*** Begin section ***

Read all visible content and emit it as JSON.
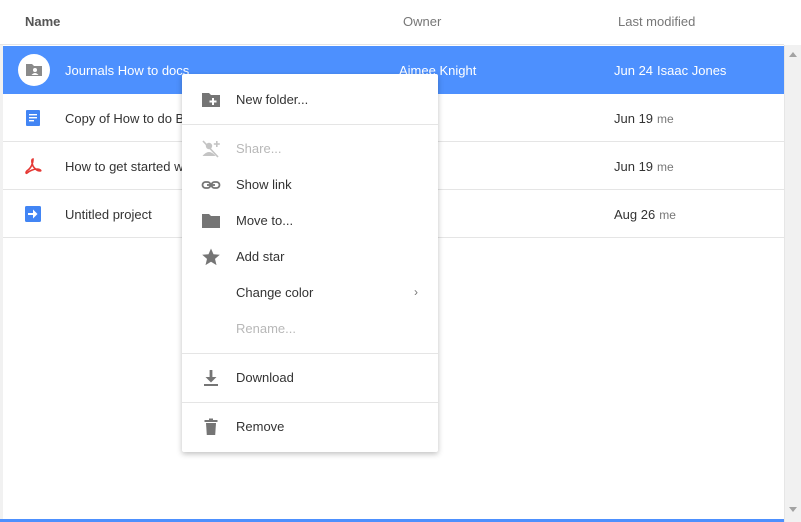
{
  "header": {
    "name": "Name",
    "owner": "Owner",
    "last_modified": "Last modified"
  },
  "rows": [
    {
      "name": "Journals How to docs",
      "owner": "Aimee Knight",
      "date": "Jun 24",
      "who": "Isaac Jones",
      "icon": "shared-folder-icon",
      "selected": true
    },
    {
      "name": "Copy of How to do Bl",
      "owner": "",
      "date": "Jun 19",
      "who": "me",
      "icon": "doc-icon"
    },
    {
      "name": "How to get started w",
      "owner": "",
      "date": "Jun 19",
      "who": "me",
      "icon": "pdf-icon"
    },
    {
      "name": "Untitled project",
      "owner": "",
      "date": "Aug 26",
      "who": "me",
      "icon": "script-project-icon"
    }
  ],
  "menu": {
    "items": [
      {
        "label": "New folder...",
        "icon": "new-folder-icon",
        "disabled": false
      },
      {
        "label": "Share...",
        "icon": "share-person-icon",
        "disabled": true
      },
      {
        "label": "Show link",
        "icon": "link-icon",
        "disabled": false
      },
      {
        "label": "Move to...",
        "icon": "folder-icon",
        "disabled": false
      },
      {
        "label": "Add star",
        "icon": "star-icon",
        "disabled": false
      },
      {
        "label": "Change color",
        "icon": "",
        "disabled": false,
        "submenu": true
      },
      {
        "label": "Rename...",
        "icon": "",
        "disabled": true
      },
      {
        "label": "Download",
        "icon": "download-icon",
        "disabled": false
      },
      {
        "label": "Remove",
        "icon": "trash-icon",
        "disabled": false
      }
    ],
    "submenu_glyph": "›"
  },
  "colors": {
    "selection": "#4d90fe",
    "doc_blue": "#4285f4",
    "pdf_red": "#e53935",
    "icon_gray": "#757575"
  }
}
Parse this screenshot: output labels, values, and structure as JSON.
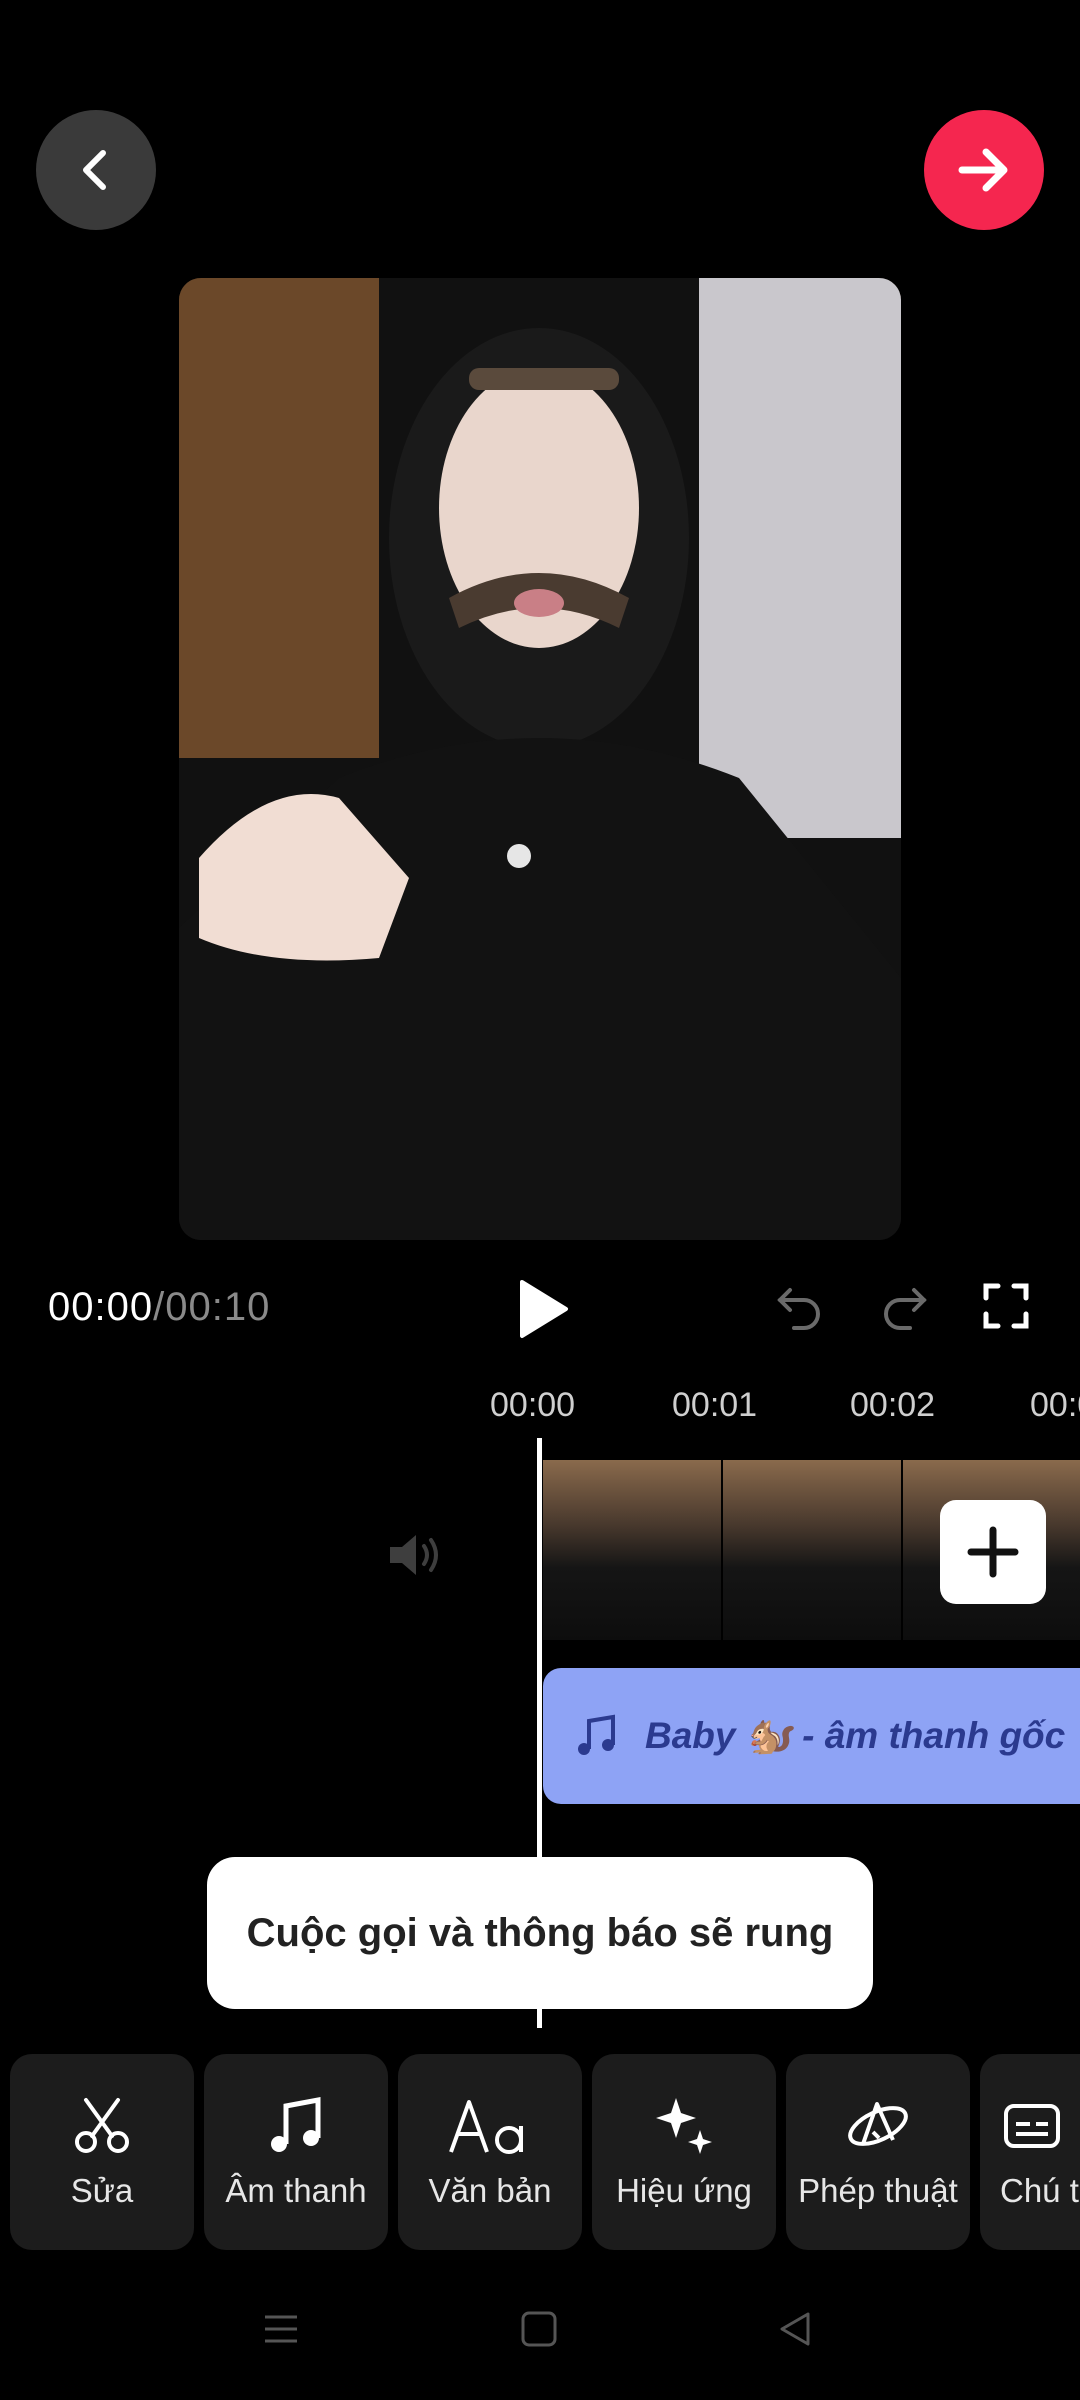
{
  "header": {
    "back_icon": "chevron-left-icon",
    "next_icon": "arrow-right-icon",
    "next_color": "#f5264f"
  },
  "player": {
    "current_time": "00:00",
    "separator": "/",
    "total_time": "00:10"
  },
  "timeline": {
    "ruler": [
      "00:00",
      "00:01",
      "00:02",
      "00:0"
    ]
  },
  "audio_track": {
    "title": "Baby 🐿️ - âm thanh gốc"
  },
  "toast": {
    "text": "Cuộc gọi và thông báo sẽ rung"
  },
  "toolbar": {
    "items": [
      {
        "label": "Sửa",
        "icon": "scissors-icon"
      },
      {
        "label": "Âm thanh",
        "icon": "music-note-icon"
      },
      {
        "label": "Văn bản",
        "icon": "text-icon"
      },
      {
        "label": "Hiệu ứng",
        "icon": "sparkles-icon"
      },
      {
        "label": "Phép thuật",
        "icon": "magic-icon"
      },
      {
        "label": "Chú t",
        "icon": "caption-icon"
      }
    ]
  },
  "colors": {
    "audio_track": "#8ea3f5",
    "toolbar_bg": "#1c1c1c"
  }
}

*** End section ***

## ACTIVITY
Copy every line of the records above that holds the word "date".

## ANSWER SECTION
      "date": "Jun 24",
      "date": "Jun 19",
      "date": "Jun 19",
      "date": "Aug 26",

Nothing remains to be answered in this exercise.